Date and Location

Session: 

O2.05.2

Date

Saturday 21 September 2013 - 13:30 - 15:00

Location

Presenting author and contact person

Presenting author

Helen Atherton

Contact person

Helen Atherton
Abstract text
Background: Cochrane review methodology suggests that review authors consider contacting authors of included studies to obtain further information where risk of bias cannot be adequately assessed using published reports. This approach is not usually recommended in non-Cochrane reviews. It is unknown what difference author contact makes to this assessment, and whether this may affect the conclusions of a review. Objectives: Compare difference in risk of bias rating when rating is made based solely on published report versus published report and author contact. Methods: During the conduct of a Cochrane review on email for communication between healthcare professionals and patients, authors kept a record of study author contacts in relation to assessment risk of bias and whether clarification was obtained. This allowed for comparison between the risk of bias rating for each study before and after author contact. Results: Author contact was necessary in all nine included studies, as elements of study design were unclear/not described in all. Before author contact, 34 of 54 domains were unclear. Allocation concealment was unclear in all studies, random sequence generation in five, blinding in seven, incomplete outcome data in four and selective reporting in two. After author contact was completed 3/54 domains remained classified as ‘unclear,’ because three authors could not provide all detail requested. Eight authors were contactable via email; one author, of a study published in 1995, was only contactable via postal-mail. Conclusions: In our review, author contact reduced uncertainty when assessing risk of bias and was successful even for a study published more than 17 years ago. The conclusions of the review, that low quality of the included studies meant that effects of email could not be adequately assessed, was further supported by clarification of risk of bias status.
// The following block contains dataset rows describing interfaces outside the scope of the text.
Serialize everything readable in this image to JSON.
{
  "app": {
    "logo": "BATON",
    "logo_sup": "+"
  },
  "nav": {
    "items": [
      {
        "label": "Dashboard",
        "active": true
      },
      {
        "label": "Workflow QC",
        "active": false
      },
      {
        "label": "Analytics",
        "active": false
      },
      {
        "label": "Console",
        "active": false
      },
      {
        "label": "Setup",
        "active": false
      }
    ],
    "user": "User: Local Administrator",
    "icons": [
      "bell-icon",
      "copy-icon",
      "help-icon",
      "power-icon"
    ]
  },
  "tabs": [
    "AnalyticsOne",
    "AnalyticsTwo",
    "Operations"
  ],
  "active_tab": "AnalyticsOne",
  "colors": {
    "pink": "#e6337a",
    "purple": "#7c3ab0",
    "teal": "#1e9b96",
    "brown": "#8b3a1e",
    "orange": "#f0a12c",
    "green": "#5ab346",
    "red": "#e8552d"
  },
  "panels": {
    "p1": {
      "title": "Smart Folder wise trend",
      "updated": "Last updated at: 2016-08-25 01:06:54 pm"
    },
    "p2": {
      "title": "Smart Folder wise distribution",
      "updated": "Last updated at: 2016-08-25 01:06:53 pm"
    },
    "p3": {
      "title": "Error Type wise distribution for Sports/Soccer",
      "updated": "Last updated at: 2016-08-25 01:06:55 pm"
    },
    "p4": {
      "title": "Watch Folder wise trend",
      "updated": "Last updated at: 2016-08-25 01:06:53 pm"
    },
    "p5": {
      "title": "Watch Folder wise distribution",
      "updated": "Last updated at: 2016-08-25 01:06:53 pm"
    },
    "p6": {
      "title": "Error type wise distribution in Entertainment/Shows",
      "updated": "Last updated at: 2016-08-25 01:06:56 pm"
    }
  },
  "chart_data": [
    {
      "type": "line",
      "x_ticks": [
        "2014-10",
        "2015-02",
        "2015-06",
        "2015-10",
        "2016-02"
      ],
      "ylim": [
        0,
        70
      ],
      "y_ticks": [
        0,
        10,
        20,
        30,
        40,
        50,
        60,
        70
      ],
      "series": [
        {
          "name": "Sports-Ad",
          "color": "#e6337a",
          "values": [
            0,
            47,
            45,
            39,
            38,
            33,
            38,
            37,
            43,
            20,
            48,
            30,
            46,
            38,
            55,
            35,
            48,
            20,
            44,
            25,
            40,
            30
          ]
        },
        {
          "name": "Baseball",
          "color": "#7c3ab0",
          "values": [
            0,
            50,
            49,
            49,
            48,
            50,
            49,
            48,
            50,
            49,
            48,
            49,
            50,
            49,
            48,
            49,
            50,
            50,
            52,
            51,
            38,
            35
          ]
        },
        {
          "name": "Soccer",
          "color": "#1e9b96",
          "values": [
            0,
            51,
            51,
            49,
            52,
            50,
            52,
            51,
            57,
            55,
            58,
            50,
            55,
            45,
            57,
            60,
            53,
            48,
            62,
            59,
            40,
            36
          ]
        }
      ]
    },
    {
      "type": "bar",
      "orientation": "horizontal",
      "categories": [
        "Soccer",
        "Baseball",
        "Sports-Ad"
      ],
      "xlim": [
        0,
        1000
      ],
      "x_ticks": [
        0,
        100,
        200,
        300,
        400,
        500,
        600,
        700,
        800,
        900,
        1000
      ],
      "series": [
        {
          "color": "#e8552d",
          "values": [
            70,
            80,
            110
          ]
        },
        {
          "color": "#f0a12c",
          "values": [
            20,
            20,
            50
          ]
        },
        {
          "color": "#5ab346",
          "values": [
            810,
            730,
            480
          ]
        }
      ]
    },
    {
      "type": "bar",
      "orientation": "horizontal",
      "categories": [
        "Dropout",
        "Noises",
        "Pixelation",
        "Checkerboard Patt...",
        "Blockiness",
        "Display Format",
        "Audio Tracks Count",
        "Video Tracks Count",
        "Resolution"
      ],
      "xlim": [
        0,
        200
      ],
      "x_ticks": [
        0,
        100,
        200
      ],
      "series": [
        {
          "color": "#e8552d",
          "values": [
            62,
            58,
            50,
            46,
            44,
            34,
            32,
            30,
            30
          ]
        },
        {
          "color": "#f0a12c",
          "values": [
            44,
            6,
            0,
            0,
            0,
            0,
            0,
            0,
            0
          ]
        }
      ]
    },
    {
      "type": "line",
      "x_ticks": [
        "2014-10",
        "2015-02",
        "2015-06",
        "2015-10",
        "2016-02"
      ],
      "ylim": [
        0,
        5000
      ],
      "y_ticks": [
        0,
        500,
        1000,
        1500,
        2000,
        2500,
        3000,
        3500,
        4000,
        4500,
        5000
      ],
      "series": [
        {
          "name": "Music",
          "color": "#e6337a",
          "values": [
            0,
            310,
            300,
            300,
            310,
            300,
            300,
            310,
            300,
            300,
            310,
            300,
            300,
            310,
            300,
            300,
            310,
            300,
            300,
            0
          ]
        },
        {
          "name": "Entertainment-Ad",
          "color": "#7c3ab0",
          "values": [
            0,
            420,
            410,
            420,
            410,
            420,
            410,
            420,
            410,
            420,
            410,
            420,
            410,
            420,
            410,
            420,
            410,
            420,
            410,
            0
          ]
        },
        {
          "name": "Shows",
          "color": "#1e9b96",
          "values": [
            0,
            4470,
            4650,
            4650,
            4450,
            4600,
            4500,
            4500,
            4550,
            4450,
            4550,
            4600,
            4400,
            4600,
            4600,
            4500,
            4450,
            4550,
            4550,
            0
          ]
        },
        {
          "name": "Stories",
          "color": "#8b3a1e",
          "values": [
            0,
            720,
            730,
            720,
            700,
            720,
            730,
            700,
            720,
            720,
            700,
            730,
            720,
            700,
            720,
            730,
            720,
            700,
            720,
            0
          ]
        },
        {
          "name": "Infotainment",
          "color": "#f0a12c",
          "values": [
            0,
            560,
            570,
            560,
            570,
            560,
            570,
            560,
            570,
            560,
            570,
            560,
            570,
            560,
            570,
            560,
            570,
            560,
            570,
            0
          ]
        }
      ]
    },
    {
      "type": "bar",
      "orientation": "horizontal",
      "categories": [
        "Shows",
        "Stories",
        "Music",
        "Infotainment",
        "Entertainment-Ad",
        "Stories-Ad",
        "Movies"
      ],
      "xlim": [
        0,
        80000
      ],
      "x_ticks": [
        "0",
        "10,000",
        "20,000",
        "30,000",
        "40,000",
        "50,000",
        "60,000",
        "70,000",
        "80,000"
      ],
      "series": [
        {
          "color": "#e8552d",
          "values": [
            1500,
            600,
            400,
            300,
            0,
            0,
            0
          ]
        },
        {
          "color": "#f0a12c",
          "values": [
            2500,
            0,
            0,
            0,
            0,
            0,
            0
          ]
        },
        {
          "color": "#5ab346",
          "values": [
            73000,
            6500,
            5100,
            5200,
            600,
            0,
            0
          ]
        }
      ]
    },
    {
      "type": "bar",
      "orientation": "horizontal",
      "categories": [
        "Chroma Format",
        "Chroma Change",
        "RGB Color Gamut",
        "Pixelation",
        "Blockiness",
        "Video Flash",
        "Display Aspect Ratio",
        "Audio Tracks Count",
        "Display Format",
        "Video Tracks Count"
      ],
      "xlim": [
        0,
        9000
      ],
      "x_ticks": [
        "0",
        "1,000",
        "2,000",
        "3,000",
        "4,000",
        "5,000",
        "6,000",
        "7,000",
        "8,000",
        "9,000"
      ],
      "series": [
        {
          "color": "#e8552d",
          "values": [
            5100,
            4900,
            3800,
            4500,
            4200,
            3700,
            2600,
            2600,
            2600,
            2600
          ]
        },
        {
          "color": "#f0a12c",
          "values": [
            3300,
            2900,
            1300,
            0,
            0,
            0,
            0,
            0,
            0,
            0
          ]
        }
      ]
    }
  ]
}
We suggest further studies to establish the added value of this activity.